[[ Information shown, beginning ]]
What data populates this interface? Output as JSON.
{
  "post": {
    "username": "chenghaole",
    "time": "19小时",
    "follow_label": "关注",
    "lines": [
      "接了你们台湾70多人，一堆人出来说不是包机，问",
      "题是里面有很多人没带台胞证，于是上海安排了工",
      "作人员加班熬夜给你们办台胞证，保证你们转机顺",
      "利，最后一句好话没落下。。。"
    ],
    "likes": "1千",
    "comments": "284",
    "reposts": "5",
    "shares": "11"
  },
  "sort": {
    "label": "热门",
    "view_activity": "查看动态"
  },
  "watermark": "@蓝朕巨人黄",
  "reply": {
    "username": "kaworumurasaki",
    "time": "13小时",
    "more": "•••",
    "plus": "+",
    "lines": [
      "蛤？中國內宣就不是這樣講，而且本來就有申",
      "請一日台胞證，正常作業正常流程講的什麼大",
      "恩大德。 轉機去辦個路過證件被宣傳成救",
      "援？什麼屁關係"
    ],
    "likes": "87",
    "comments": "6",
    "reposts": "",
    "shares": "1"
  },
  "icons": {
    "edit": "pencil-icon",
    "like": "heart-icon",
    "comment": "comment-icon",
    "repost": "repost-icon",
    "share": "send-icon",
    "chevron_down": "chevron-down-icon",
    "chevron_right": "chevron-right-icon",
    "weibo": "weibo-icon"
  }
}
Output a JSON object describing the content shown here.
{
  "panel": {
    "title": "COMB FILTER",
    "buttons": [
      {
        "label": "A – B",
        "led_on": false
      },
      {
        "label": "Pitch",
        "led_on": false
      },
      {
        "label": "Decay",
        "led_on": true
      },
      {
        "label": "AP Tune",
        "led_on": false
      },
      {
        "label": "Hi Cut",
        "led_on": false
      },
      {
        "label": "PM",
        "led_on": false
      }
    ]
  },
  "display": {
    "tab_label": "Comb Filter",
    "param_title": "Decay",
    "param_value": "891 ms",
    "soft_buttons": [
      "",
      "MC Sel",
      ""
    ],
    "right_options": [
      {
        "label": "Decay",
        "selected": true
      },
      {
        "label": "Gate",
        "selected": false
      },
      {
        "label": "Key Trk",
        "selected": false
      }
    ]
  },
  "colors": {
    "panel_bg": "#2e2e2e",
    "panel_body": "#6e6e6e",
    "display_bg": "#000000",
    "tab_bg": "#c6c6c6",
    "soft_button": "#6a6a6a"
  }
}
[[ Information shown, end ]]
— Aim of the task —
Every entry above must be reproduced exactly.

— Answer to the problem —
What data populates this interface? Output as JSON.
{
  "post": {
    "username": "chenghaole",
    "time": "19小时",
    "follow_label": "关注",
    "lines": [
      "接了你们台湾70多人，一堆人出来说不是包机，问",
      "题是里面有很多人没带台胞证，于是上海安排了工",
      "作人员加班熬夜给你们办台胞证，保证你们转机顺",
      "利，最后一句好话没落下。。。"
    ],
    "likes": "1千",
    "comments": "284",
    "reposts": "5",
    "shares": "11"
  },
  "sort": {
    "label": "热门",
    "view_activity": "查看动态"
  },
  "watermark": "@蓝朕巨人黄",
  "reply": {
    "username": "kaworumurasaki",
    "time": "13小时",
    "more": "•••",
    "plus": "+",
    "lines": [
      "蛤？中國內宣就不是這樣講，而且本來就有申",
      "請一日台胞證，正常作業正常流程講的什麼大",
      "恩大德。 轉機去辦個路過證件被宣傳成救",
      "援？什麼屁關係"
    ],
    "likes": "87",
    "comments": "6",
    "reposts": "",
    "shares": "1"
  },
  "icons": {
    "edit": "pencil-icon",
    "like": "heart-icon",
    "comment": "comment-icon",
    "repost": "repost-icon",
    "share": "send-icon",
    "chevron_down": "chevron-down-icon",
    "chevron_right": "chevron-right-icon",
    "weibo": "weibo-icon"
  }
}
Output a JSON object describing the content shown here.
{
  "panel": {
    "title": "COMB FILTER",
    "buttons": [
      {
        "label": "A – B",
        "led_on": false
      },
      {
        "label": "Pitch",
        "led_on": false
      },
      {
        "label": "Decay",
        "led_on": true
      },
      {
        "label": "AP Tune",
        "led_on": false
      },
      {
        "label": "Hi Cut",
        "led_on": false
      },
      {
        "label": "PM",
        "led_on": false
      }
    ]
  },
  "display": {
    "tab_label": "Comb Filter",
    "param_title": "Decay",
    "param_value": "891 ms",
    "soft_buttons": [
      "",
      "MC Sel",
      ""
    ],
    "right_options": [
      {
        "label": "Decay",
        "selected": true
      },
      {
        "label": "Gate",
        "selected": false
      },
      {
        "label": "Key Trk",
        "selected": false
      }
    ]
  },
  "colors": {
    "panel_bg": "#2e2e2e",
    "panel_body": "#6e6e6e",
    "display_bg": "#000000",
    "tab_bg": "#c6c6c6",
    "soft_button": "#6a6a6a"
  }
}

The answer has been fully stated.